  • What flowers are in season and if your go to flower is not in season what is a good alternative? You can’t have peonies at the end of September but there are some fabulous garden roses that do the job for example.
  • Where do they source their flowers from? If they say they are imported ask about British flowers - the more people who ask for locally sourced produce the more mainstream they will become.
  • Do they use floral foam? And if they do ask if they can work foam free - floral foam is highly toxic and ends up in land fill where it never breaks down. Even the new supposedly degradable foam is toxic and doesn’t really break down, and all floral foam pollutes our waterways with tiny micro particles. It’s a definite no no from me!
  • Can guests take flowers away at the end of the evening? - recycled jam jars are a great option for tables, they can be used as favours and afterwards can easily be reused or recycled. Another great option for a rustic wedding is planted arrangements. They look great clustered on tables, especially if you use edibles and herbs which not only smell and look fantastic but are a gorgeous favour for guests to take away at the end of the evening.
  • Ask your florist what happens to everything post wedding? - do they recycle everything, compost flowers or even repurpose them. From time to time we work with a local business who produce flowers for disadvantaged people who may not be able to afford flowers, and anything that is still useable is collected and used again. Otherwise its composted and goes back onto the land where we grow.
  • And most importantly choose a florist who’s work you love and be open to their suggestions. After all they are the professionals and are there to help your vision come to fruition. They also know what works and what doesn’t when it comes to flowers. It should be a team effort and they will guide you as much as you need in making the right choices.
  • A visit to your venue with your chosen florist is always a great idea. Walking around the venue with them they will be able to advise on the best ways to decorate it and should be able to suggest flowers that perhaps can be reused throughout the day. So maybe you have some beautiful pedestal flowers in the ceremony space, why not move them post ceremony to either side of the top table, or at the marquee entrance? Can you reuse the ceremony table runners on the top table? It’s all about minimising waste and also making the most of your budget and fabulous flowers.

  

Useful links and information
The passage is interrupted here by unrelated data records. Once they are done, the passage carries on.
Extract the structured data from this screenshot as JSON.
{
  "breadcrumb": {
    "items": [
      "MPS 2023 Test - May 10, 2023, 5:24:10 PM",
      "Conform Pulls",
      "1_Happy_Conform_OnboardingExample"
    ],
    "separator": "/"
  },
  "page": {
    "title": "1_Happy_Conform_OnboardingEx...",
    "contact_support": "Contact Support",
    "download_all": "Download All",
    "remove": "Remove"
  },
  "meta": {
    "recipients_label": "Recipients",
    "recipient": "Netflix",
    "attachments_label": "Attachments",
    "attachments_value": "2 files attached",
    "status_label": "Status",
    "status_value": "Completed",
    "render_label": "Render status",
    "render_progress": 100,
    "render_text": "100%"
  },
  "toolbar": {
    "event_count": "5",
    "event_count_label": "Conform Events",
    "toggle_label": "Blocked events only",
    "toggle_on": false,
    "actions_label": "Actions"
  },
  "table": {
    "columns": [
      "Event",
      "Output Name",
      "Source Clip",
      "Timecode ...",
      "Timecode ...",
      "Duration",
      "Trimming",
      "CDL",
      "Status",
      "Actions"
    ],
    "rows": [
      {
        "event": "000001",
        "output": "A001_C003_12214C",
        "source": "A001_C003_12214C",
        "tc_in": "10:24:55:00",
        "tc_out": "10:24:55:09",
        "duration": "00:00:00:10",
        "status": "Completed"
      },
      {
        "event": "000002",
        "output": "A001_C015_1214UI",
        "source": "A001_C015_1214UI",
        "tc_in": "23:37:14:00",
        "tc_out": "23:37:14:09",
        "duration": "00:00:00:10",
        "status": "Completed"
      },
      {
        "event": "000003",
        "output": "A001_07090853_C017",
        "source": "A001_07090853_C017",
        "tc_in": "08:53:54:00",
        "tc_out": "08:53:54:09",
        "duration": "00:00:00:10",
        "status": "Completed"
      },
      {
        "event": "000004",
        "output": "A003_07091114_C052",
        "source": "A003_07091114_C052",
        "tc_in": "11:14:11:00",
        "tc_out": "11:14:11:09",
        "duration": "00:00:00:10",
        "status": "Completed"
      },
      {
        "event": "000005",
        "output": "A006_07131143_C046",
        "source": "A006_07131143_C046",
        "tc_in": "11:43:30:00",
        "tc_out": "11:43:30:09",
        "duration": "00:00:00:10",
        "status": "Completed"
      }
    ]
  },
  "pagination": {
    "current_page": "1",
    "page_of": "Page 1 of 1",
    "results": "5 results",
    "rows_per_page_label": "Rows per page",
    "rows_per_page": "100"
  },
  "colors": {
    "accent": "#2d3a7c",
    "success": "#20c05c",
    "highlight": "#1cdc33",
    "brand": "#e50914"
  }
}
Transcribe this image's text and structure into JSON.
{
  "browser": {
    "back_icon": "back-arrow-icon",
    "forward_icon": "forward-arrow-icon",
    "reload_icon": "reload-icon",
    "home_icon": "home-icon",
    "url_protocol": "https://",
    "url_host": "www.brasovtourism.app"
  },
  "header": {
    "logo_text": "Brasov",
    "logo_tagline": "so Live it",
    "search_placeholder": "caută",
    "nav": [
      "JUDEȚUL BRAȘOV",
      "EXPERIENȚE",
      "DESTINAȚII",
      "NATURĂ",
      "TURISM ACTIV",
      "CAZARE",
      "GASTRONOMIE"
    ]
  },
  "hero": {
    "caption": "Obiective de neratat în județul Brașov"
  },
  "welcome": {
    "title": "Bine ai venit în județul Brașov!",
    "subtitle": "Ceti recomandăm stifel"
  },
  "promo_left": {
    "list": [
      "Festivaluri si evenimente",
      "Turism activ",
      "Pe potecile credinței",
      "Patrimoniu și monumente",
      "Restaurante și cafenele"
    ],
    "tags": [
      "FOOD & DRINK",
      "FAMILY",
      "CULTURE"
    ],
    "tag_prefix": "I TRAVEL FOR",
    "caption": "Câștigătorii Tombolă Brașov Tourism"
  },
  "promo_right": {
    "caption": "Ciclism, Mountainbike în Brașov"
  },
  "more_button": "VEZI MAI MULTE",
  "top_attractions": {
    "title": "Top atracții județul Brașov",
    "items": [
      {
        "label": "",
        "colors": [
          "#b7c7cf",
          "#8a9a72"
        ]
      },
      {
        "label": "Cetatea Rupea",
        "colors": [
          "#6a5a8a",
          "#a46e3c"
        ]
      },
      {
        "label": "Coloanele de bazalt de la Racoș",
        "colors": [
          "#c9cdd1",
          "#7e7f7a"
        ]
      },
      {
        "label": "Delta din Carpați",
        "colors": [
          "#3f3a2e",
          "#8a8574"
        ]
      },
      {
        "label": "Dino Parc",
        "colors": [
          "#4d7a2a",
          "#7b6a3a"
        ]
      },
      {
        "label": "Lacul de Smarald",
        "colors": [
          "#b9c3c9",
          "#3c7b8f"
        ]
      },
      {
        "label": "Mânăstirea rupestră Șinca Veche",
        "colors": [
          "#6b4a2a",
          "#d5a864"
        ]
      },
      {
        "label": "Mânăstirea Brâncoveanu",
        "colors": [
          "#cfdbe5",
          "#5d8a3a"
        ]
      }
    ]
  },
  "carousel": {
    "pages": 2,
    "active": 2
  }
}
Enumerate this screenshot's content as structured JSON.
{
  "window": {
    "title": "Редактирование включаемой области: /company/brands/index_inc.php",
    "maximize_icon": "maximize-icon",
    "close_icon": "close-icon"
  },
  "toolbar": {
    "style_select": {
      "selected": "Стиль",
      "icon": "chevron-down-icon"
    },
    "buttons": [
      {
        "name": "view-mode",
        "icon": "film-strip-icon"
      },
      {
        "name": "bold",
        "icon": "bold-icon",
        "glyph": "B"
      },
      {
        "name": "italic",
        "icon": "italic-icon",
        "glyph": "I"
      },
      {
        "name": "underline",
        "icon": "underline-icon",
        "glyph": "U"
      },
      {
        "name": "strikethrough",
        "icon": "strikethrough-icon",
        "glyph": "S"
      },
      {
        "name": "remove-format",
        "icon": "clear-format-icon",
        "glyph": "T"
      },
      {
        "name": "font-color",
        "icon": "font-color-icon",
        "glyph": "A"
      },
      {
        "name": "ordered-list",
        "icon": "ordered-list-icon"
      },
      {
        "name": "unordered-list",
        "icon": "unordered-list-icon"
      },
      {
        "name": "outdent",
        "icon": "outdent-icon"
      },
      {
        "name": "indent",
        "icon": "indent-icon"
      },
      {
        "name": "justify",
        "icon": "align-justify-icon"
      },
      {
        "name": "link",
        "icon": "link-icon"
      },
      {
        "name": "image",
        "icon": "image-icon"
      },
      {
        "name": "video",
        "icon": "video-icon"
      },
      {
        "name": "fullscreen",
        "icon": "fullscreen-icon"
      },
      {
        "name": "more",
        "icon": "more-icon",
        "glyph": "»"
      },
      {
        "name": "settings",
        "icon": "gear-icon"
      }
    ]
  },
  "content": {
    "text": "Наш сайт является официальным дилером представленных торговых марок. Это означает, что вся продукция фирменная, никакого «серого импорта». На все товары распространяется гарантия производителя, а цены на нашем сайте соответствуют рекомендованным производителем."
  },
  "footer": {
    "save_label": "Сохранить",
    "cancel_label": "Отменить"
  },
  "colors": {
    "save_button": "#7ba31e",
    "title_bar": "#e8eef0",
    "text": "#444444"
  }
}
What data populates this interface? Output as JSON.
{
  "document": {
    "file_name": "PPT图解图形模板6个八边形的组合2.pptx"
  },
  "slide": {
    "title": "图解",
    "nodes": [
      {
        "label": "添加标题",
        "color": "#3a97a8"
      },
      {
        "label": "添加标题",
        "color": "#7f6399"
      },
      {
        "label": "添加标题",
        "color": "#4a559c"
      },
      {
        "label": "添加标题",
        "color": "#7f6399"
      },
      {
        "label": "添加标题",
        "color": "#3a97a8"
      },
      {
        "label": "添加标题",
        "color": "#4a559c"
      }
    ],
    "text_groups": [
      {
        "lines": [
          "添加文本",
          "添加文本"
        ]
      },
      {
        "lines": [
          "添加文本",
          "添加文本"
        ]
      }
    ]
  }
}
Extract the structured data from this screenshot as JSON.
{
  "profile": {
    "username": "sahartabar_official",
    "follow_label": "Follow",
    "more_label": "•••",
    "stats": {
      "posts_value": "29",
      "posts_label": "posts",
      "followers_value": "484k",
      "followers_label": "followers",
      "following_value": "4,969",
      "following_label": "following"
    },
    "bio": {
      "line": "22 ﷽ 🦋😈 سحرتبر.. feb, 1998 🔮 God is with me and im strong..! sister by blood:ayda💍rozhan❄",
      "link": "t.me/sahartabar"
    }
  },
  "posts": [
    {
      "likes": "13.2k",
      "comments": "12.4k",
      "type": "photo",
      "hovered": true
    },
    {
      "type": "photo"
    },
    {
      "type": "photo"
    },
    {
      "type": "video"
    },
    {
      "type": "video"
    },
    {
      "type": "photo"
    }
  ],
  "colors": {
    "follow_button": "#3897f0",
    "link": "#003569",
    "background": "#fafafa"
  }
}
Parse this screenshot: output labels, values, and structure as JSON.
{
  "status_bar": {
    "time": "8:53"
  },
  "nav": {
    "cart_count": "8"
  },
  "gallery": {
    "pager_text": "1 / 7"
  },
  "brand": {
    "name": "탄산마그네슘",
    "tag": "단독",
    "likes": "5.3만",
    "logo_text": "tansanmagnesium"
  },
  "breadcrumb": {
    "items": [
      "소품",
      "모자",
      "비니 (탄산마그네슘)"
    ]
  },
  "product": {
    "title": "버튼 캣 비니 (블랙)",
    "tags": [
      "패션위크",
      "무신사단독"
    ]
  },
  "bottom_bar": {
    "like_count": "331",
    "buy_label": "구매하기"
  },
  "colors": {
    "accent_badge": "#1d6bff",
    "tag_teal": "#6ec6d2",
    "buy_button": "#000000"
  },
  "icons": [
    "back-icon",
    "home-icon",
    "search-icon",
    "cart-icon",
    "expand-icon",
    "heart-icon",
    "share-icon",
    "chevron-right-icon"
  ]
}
There is loads of information on the internet. If you search 'how to plan a sustainable wedding' you will get blogs and information from all the big wedding directories like Hitched. Here are a couple of links that you may find useful:

  • Flowers From the Farm - A UK wide directory for flower growers and florists near you
  • The Guide to Sustainable, Zero Waste, Ethical Weddings - covers all aspects of weddings from caterers to invitations with some good top tips.
  • Use hashtags to search for eco-friendly suppliers on Instagram - words like Sustainable, Eco-friendly, British flowers will all bring up a multitude of people who may be the one’s for you!

You can find Emma on Facebook, Twitter and Instagram